"Despite a lack of statistics, the Ombudsman’s Office shared anecdotal information of a perceived increase in recently hired women who were fired once their pregnancies were known. Although an illegal practice, many potential employers requested pregnancy tests"(18)
Dec. 5, 2017, 1:09 p.m.
Countries: India
Variables: ERBG-PRACTICE-1, ERBG-PRACTICE-2, ERBG-DATA-2, ERBG-DATA-3, CL-PRACTICE-1, GIC-LAW-3

"Of the MGNREGA [National Rural Employment Guarantee Act], it has been reported that despite incorporation of a provision which 'in the event that there are at least five children under the age of 6 at the worksite, one of the female workers should be deputed to look after them and she should be paid the same wage as other NREGA workers,' most women joining the program are discouraged from bringing children to work. A social audit on the implementation of the MGNREGA revealed that 70% of the women interviewed had no access to child-care services at the worksite, and 65% of them were unaware of this guaranteed right (Nayaranan 2008,...more
Dec. 5, 2017, 10:38 a.m.
Countries: South Africa
Variables: ERBG-DATA-3, CL-DATA-1

"Women commonly face difficulties in reconciling responsibilities in the care economy—particularly the minding and educating of children of pre-school age—and employment on farms.

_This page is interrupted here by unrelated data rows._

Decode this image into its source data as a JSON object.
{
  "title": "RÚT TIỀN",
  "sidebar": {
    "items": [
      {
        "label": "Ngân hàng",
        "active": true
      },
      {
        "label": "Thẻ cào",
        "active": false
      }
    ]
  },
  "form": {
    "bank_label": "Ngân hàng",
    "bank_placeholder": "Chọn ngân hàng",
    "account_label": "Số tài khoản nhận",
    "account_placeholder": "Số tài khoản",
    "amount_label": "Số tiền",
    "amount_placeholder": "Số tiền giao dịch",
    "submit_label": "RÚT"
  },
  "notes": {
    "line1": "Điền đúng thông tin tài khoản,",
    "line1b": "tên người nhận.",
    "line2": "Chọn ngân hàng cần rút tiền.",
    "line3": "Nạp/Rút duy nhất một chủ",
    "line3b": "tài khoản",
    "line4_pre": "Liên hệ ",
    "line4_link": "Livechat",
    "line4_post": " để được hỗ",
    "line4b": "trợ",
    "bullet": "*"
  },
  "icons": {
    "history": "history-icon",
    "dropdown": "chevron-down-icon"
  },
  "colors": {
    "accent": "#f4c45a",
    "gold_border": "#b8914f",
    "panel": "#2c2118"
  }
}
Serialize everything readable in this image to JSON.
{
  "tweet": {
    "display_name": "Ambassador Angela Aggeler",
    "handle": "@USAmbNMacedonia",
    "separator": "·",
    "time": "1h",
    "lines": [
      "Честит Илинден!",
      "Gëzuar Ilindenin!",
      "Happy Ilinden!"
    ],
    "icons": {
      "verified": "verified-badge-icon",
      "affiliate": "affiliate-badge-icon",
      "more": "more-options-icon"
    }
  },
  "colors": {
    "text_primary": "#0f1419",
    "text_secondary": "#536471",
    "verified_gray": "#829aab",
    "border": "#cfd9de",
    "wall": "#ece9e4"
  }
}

In addition to modes of remuneration, the unavailability of public child-care services combined with poor transportation services may lead women to bring children with them to work on plantations. This has been documented in the horticultural sector in Punjab (Gill 2001), and in informal settlements established near plantations during the working season in South Africa (Barrientos, Dolan, and Tallontire 2003)"(47)
Nov. 30, 2017, 6:39 p.m.
Countries: Japan
Variables: ERBG-PRACTICE-2, ERBG-DATA-3, MULV-DATA-1

"Only 38 percent of women remain in their jobs after having a baby, according to the OECD, due to heavy social expectations placed on mothers and a dearth of child-care centers" (para 8).